Top of SUPPLIED INFORMATION
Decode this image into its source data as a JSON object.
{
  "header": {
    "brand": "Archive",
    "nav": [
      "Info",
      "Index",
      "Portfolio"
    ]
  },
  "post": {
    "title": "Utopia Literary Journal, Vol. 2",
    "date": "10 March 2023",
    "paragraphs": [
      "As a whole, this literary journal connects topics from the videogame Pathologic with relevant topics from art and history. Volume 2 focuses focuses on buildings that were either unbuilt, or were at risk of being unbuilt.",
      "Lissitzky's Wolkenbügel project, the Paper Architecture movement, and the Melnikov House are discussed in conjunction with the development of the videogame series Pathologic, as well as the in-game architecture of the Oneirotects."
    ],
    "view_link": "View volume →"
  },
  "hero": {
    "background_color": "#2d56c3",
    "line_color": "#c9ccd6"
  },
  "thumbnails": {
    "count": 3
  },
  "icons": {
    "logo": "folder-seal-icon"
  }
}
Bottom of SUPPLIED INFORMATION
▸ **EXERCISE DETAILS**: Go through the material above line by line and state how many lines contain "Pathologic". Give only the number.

▸ **ANSWER TO THE PROBLEM**: 2